• _Goal of the exercise_: What lines in the records below include the word "Erweiterte"? Return each one.

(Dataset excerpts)

________________

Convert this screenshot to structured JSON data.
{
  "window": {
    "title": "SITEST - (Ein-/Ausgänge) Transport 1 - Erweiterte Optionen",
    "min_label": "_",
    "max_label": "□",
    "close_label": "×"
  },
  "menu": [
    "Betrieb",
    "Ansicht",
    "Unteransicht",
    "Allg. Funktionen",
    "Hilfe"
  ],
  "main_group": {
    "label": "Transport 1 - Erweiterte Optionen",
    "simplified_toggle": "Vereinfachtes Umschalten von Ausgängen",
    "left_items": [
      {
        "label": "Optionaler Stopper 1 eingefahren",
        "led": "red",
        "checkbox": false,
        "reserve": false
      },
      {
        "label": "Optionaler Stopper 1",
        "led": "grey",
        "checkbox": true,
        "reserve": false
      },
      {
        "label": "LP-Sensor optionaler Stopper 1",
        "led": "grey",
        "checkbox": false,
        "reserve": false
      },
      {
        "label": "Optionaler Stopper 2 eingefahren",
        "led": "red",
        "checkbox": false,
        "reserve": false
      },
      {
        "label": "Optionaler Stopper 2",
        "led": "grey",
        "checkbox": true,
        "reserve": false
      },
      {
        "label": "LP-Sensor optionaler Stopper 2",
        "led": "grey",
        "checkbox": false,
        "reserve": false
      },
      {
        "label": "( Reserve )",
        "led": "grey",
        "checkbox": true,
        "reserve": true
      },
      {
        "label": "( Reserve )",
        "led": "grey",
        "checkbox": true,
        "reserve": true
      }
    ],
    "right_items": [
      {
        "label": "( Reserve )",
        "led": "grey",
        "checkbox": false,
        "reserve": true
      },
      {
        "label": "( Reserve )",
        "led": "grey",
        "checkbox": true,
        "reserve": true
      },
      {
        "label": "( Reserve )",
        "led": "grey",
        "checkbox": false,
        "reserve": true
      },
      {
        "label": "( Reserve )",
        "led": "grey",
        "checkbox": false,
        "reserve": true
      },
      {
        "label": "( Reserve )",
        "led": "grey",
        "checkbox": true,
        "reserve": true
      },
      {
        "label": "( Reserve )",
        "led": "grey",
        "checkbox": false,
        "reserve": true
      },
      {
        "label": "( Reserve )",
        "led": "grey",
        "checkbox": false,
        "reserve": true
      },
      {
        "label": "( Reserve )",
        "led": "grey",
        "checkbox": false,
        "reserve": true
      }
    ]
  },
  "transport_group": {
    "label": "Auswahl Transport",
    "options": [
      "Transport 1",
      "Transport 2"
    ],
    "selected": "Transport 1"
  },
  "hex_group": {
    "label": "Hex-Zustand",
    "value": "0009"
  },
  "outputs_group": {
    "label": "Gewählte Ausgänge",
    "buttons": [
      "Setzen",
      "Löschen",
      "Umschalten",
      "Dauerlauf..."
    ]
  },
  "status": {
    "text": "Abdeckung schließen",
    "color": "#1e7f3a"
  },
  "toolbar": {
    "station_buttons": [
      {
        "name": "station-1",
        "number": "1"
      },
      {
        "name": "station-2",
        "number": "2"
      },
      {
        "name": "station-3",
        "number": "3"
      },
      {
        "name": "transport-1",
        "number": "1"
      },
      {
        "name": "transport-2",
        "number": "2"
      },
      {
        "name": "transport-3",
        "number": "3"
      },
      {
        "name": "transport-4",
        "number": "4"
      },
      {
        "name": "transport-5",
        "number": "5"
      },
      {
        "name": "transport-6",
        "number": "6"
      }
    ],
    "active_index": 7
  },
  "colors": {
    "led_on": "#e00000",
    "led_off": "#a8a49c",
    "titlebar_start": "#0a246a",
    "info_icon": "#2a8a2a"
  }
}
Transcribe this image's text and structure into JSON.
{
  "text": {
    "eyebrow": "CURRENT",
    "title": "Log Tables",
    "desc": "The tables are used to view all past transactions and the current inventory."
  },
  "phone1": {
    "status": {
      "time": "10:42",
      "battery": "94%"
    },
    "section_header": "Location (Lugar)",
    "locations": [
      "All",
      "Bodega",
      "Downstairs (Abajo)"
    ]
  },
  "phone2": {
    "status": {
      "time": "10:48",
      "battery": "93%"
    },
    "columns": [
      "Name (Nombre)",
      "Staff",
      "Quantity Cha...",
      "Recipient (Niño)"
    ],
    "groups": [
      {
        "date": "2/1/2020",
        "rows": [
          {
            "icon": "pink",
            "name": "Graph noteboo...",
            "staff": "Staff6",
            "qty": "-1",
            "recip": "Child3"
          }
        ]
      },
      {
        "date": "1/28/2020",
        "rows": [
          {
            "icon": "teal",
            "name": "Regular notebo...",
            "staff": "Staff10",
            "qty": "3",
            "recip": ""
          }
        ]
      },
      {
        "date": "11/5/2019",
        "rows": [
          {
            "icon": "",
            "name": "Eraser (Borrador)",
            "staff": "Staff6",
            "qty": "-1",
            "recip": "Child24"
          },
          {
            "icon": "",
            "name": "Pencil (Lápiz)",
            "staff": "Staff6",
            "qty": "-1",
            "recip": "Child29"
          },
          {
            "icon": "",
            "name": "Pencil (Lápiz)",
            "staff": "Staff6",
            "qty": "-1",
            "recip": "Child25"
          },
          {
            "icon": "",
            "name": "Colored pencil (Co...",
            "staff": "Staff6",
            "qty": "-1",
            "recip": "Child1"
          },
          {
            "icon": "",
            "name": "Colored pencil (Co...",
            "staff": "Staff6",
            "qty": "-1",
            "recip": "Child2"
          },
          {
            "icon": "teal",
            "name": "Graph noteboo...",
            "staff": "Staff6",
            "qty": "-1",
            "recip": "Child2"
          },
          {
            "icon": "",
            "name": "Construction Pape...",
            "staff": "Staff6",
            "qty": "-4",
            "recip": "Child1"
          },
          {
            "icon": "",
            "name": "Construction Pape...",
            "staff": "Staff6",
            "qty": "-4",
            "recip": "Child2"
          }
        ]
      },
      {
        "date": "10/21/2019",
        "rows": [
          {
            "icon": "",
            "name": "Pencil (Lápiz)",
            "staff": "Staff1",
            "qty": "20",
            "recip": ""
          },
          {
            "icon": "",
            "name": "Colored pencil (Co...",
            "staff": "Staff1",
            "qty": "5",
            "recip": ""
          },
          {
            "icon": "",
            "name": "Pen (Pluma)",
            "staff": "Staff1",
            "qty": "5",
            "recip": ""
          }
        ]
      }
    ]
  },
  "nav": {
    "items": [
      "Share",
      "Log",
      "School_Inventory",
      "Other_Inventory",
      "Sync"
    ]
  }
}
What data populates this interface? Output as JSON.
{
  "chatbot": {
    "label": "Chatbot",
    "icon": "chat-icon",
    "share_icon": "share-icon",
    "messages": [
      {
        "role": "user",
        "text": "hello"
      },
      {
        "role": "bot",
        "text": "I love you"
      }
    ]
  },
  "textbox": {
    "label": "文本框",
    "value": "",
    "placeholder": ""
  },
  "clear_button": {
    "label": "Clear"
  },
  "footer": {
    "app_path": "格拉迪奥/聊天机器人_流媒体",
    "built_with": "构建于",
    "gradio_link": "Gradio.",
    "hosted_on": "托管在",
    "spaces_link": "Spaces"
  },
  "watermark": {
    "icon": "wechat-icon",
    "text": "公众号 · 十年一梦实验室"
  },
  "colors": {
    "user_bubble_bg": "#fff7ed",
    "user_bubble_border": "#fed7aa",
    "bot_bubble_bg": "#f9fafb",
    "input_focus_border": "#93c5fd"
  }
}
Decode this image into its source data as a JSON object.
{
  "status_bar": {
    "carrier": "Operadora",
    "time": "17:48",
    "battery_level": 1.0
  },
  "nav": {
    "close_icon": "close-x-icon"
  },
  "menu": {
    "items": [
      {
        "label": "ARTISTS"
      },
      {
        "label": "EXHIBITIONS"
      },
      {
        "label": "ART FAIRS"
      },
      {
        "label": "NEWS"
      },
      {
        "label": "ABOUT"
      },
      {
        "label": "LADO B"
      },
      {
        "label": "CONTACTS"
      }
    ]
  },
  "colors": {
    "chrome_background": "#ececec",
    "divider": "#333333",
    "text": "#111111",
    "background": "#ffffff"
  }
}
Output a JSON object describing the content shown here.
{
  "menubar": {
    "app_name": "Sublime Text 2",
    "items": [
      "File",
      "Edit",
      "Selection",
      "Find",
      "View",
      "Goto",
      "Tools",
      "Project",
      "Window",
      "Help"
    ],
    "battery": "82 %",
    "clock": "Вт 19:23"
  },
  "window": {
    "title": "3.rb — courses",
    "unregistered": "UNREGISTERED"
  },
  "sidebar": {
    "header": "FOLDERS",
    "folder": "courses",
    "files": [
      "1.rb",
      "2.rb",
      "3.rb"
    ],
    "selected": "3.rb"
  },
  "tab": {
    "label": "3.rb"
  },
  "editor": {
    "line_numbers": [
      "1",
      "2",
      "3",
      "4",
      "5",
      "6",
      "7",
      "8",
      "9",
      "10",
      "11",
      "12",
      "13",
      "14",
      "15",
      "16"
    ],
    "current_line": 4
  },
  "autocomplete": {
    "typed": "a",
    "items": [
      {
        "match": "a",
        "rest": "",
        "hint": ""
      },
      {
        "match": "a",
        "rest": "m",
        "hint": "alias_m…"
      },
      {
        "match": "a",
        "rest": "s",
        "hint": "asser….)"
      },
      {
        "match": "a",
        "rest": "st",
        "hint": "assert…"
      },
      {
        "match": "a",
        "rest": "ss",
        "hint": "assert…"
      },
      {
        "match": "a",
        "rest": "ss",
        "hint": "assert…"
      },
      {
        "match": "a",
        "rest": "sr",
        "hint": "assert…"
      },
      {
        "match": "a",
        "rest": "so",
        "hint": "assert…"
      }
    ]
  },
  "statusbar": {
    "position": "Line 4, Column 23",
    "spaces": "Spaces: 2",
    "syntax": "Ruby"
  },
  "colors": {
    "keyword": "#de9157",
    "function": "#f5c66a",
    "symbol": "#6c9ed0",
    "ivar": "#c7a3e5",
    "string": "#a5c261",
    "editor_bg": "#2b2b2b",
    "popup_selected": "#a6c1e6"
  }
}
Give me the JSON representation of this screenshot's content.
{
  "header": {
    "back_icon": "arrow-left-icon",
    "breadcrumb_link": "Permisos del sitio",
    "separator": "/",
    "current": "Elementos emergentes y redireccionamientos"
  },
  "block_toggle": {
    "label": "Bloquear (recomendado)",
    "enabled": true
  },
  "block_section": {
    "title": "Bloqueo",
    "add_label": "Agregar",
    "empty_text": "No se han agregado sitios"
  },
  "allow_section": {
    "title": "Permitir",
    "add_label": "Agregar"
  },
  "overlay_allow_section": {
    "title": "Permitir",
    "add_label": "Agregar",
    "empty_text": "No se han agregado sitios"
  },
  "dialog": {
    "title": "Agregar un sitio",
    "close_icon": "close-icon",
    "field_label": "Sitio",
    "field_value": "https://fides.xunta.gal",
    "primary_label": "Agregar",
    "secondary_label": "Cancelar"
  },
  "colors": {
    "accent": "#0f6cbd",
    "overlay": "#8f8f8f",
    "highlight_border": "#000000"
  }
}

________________

• _Written reply_:
    "title": "SITEST - (Ein-/Ausgänge) Transport 1 - Erweiterte Optionen",
    "label": "Transport 1 - Erweiterte Optionen",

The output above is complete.